---------- Data provided

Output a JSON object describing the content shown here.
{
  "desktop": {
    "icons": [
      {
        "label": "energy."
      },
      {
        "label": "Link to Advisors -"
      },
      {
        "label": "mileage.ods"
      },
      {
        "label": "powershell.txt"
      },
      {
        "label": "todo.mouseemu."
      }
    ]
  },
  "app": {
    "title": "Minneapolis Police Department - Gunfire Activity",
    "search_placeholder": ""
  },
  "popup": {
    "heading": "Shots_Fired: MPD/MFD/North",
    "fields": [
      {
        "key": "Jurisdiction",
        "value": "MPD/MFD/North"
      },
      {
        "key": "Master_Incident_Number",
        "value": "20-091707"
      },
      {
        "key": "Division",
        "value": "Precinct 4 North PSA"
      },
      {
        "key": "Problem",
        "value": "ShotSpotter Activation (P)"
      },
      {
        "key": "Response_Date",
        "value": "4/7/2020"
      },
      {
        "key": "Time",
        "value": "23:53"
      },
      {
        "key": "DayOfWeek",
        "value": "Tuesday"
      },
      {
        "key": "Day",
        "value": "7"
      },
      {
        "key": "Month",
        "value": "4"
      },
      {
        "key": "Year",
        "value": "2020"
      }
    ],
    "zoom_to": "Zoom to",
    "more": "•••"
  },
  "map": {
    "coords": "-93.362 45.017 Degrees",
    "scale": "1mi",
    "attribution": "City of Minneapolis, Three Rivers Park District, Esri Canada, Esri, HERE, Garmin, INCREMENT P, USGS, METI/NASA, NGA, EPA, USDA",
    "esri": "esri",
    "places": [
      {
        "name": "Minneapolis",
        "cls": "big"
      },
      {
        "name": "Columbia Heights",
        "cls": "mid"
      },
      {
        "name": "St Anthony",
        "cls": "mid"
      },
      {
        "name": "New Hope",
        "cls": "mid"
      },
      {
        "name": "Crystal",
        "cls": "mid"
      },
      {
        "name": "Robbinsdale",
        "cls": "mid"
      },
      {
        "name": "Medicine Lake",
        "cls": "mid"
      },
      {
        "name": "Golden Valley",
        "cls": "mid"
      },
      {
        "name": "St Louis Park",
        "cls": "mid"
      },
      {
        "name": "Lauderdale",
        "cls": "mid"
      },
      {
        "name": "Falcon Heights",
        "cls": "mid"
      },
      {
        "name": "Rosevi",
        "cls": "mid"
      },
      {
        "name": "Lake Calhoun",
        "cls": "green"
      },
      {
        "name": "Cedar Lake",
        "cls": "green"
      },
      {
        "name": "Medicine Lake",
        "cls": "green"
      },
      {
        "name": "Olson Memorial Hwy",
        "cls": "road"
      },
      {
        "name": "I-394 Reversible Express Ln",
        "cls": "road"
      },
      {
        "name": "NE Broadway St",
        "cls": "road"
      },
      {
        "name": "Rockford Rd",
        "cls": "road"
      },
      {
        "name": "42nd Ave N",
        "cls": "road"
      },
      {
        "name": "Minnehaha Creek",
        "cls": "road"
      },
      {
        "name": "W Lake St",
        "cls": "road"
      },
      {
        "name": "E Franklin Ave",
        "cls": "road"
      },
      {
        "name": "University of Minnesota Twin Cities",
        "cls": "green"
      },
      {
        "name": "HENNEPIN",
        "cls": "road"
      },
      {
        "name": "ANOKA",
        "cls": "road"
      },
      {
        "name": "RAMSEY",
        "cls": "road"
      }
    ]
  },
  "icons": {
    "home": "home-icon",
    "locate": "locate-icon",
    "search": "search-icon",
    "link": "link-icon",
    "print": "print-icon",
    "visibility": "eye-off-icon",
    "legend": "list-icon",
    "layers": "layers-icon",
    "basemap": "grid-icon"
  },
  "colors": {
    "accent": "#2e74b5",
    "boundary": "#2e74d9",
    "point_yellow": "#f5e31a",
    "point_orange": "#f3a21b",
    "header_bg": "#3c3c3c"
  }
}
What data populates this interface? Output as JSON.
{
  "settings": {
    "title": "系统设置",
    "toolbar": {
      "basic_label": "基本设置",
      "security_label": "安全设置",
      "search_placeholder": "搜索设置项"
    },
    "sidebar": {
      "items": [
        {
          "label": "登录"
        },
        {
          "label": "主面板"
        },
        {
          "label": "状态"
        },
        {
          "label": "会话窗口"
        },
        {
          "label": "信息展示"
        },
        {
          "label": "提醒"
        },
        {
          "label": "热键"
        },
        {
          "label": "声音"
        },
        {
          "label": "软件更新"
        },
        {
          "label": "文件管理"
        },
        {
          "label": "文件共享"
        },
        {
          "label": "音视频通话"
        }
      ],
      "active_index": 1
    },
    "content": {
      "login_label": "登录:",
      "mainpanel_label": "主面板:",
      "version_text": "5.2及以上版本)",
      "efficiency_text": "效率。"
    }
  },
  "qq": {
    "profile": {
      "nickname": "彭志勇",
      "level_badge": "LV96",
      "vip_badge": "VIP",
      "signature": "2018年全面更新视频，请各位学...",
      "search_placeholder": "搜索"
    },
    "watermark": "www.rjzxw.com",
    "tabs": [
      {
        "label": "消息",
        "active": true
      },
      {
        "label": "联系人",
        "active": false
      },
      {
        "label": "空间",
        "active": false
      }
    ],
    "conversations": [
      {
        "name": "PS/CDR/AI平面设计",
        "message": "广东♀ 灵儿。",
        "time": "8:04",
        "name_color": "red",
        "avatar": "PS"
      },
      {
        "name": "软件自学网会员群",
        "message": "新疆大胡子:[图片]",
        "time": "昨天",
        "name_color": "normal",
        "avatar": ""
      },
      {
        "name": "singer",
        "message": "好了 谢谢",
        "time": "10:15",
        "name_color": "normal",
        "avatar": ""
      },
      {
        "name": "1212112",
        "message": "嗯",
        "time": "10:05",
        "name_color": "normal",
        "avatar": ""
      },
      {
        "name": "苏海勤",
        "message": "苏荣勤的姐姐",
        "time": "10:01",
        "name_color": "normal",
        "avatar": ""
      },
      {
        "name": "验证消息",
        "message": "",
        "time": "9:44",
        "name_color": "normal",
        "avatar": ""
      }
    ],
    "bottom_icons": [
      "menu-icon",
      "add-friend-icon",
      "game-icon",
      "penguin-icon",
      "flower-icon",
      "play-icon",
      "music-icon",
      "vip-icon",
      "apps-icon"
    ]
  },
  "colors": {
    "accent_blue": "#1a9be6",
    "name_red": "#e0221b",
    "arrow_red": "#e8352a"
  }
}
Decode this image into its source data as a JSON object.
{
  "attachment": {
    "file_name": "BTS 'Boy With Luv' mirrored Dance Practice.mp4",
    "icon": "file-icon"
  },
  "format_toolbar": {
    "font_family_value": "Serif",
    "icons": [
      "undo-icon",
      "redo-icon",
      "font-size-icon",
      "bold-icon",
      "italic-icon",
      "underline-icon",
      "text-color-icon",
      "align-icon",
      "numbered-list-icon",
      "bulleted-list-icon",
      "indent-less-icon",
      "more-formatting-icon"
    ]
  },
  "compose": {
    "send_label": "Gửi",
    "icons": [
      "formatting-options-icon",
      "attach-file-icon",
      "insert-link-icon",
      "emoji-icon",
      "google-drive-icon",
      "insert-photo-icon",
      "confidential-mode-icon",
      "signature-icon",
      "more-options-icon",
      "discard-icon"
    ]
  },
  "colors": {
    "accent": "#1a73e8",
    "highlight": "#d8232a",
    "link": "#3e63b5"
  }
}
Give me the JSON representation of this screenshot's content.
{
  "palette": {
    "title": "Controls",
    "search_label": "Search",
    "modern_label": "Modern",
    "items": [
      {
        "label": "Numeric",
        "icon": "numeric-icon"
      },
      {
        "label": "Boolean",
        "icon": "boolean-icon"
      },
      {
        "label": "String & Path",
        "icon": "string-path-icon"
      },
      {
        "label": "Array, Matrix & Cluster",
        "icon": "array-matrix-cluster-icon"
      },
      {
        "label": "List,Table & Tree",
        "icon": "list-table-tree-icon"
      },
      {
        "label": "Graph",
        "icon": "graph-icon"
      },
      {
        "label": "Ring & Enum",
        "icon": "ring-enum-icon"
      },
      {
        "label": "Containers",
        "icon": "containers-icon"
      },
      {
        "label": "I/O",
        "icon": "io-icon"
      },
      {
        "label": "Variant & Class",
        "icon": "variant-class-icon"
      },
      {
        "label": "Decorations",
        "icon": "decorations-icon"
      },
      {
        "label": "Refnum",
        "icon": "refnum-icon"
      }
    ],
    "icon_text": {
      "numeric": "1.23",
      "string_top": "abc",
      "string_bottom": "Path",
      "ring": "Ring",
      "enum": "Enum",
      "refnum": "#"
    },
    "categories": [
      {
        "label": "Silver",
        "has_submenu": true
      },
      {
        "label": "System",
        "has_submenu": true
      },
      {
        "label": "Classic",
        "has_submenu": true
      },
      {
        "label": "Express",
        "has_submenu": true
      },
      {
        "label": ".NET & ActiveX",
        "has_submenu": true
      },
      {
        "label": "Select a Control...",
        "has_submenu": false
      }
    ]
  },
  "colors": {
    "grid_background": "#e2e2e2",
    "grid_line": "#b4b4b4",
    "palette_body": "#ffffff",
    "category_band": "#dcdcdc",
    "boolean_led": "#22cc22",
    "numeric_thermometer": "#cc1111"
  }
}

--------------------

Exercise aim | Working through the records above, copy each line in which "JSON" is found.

Answer |
Output a JSON object describing the content shown here.
What data populates this interface? Output as JSON.
Decode this image into its source data as a JSON object.
Give me the JSON representation of this screenshot's content.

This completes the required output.